_What you will do:_
Please retype the listing below, matching every line exactly.

_Supplied entries:_
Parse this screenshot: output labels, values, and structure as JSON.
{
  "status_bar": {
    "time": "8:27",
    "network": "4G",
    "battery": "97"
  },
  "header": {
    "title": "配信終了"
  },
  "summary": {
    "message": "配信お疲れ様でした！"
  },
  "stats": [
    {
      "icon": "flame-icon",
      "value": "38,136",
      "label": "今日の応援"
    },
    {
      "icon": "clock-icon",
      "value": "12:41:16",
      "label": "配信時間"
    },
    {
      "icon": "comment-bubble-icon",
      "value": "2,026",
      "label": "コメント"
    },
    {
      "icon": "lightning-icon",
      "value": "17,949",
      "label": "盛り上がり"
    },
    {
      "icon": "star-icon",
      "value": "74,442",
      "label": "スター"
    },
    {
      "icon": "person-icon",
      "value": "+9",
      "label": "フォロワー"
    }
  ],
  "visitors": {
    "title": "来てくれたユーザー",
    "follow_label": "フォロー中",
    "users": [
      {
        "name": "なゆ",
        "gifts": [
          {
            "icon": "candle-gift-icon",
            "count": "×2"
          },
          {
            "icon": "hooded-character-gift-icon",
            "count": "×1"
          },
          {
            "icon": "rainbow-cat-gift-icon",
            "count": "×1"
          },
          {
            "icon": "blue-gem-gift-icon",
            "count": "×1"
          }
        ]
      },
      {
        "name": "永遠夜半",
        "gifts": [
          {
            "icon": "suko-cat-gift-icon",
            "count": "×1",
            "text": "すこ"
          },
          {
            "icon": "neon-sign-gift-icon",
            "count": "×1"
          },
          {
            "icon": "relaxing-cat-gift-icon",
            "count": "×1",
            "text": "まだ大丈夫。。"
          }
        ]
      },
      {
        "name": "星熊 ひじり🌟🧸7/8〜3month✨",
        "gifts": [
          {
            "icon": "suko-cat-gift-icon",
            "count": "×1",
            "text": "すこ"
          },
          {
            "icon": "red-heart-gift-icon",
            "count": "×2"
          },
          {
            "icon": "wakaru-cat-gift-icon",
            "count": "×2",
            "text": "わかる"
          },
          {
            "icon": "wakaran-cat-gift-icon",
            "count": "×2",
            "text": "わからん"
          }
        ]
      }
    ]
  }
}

_Response to this exercise:_
Parse this screenshot: output labels, values, and structure as JSON.
{
  "status_bar": {
    "time": "8:27",
    "network": "4G",
    "battery": "97"
  },
  "header": {
    "title": "配信終了"
  },
  "summary": {
    "message": "配信お疲れ様でした！"
  },
  "stats": [
    {
      "icon": "flame-icon",
      "value": "38,136",
      "label": "今日の応援"
    },
    {
      "icon": "clock-icon",
      "value": "12:41:16",
      "label": "配信時間"
    },
    {
      "icon": "comment-bubble-icon",
      "value": "2,026",
      "label": "コメント"
    },
    {
      "icon": "lightning-icon",
      "value": "17,949",
      "label": "盛り上がり"
    },
    {
      "icon": "star-icon",
      "value": "74,442",
      "label": "スター"
    },
    {
      "icon": "person-icon",
      "value": "+9",
      "label": "フォロワー"
    }
  ],
  "visitors": {
    "title": "来てくれたユーザー",
    "follow_label": "フォロー中",
    "users": [
      {
        "name": "なゆ",
        "gifts": [
          {
            "icon": "candle-gift-icon",
            "count": "×2"
          },
          {
            "icon": "hooded-character-gift-icon",
            "count": "×1"
          },
          {
            "icon": "rainbow-cat-gift-icon",
            "count": "×1"
          },
          {
            "icon": "blue-gem-gift-icon",
            "count": "×1"
          }
        ]
      },
      {
        "name": "永遠夜半",
        "gifts": [
          {
            "icon": "suko-cat-gift-icon",
            "count": "×1",
            "text": "すこ"
          },
          {
            "icon": "neon-sign-gift-icon",
            "count": "×1"
          },
          {
            "icon": "relaxing-cat-gift-icon",
            "count": "×1",
            "text": "まだ大丈夫。。"
          }
        ]
      },
      {
        "name": "星熊 ひじり🌟🧸7/8〜3month✨",
        "gifts": [
          {
            "icon": "suko-cat-gift-icon",
            "count": "×1",
            "text": "すこ"
          },
          {
            "icon": "red-heart-gift-icon",
            "count": "×2"
          },
          {
            "icon": "wakaru-cat-gift-icon",
            "count": "×2",
            "text": "わかる"
          },
          {
            "icon": "wakaran-cat-gift-icon",
            "count": "×2",
            "text": "わからん"
          }
        ]
      }
    ]
  }
}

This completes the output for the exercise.